Instructions for the task
Make an exact copy of each entry, leaving out every picture.

(Stored data entries)
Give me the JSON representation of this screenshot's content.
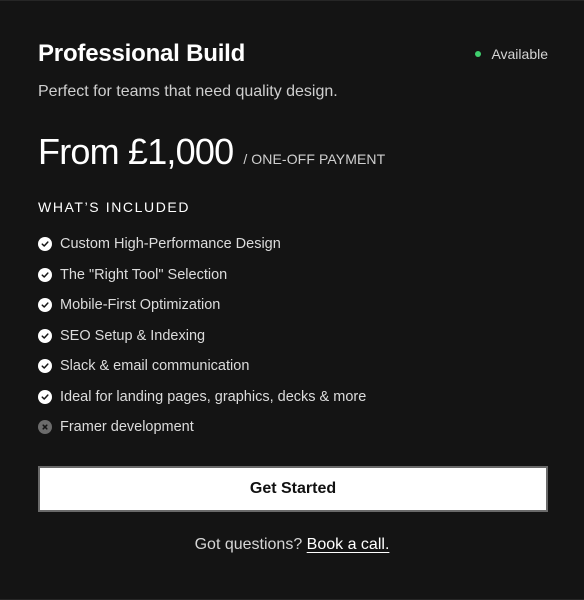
{
  "plan": {
    "title": "Professional Build",
    "status": {
      "label": "Available",
      "color": "#3fcf6e"
    },
    "subtitle": "Perfect for teams that need quality design.",
    "price": "From £1,000",
    "price_note": "/ ONE-OFF PAYMENT"
  },
  "features_section": {
    "heading": "WHAT’S INCLUDED",
    "items": [
      {
        "label": "Custom High-Performance Design",
        "icon": "check-circle-icon",
        "included": true
      },
      {
        "label": "The \"Right Tool\" Selection",
        "icon": "check-circle-icon",
        "included": true
      },
      {
        "label": "Mobile-First Optimization",
        "icon": "check-circle-icon",
        "included": true
      },
      {
        "label": "SEO Setup & Indexing",
        "icon": "check-circle-icon",
        "included": true
      },
      {
        "label": "Slack & email communication",
        "icon": "check-circle-icon",
        "included": true
      },
      {
        "label": "Ideal for landing pages, graphics, decks & more",
        "icon": "check-circle-icon",
        "included": true
      },
      {
        "label": "Framer development",
        "icon": "x-circle-icon",
        "included": false
      }
    ]
  },
  "cta": {
    "label": "Get Started"
  },
  "help": {
    "question": "Got questions?",
    "link_label": "Book a call."
  }
}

Output for this task
Give me the JSON representation of this screenshot's content.
{
  "plan": {
    "title": "Professional Build",
    "status": {
      "label": "Available",
      "color": "#3fcf6e"
    },
    "subtitle": "Perfect for teams that need quality design.",
    "price": "From £1,000",
    "price_note": "/ ONE-OFF PAYMENT"
  },
  "features_section": {
    "heading": "WHAT’S INCLUDED",
    "items": [
      {
        "label": "Custom High-Performance Design",
        "icon": "check-circle-icon",
        "included": true
      },
      {
        "label": "The \"Right Tool\" Selection",
        "icon": "check-circle-icon",
        "included": true
      },
      {
        "label": "Mobile-First Optimization",
        "icon": "check-circle-icon",
        "included": true
      },
      {
        "label": "SEO Setup & Indexing",
        "icon": "check-circle-icon",
        "included": true
      },
      {
        "label": "Slack & email communication",
        "icon": "check-circle-icon",
        "included": true
      },
      {
        "label": "Ideal for landing pages, graphics, decks & more",
        "icon": "check-circle-icon",
        "included": true
      },
      {
        "label": "Framer development",
        "icon": "x-circle-icon",
        "included": false
      }
    ]
  },
  "cta": {
    "label": "Get Started"
  },
  "help": {
    "question": "Got questions?",
    "link_label": "Book a call."
  }
}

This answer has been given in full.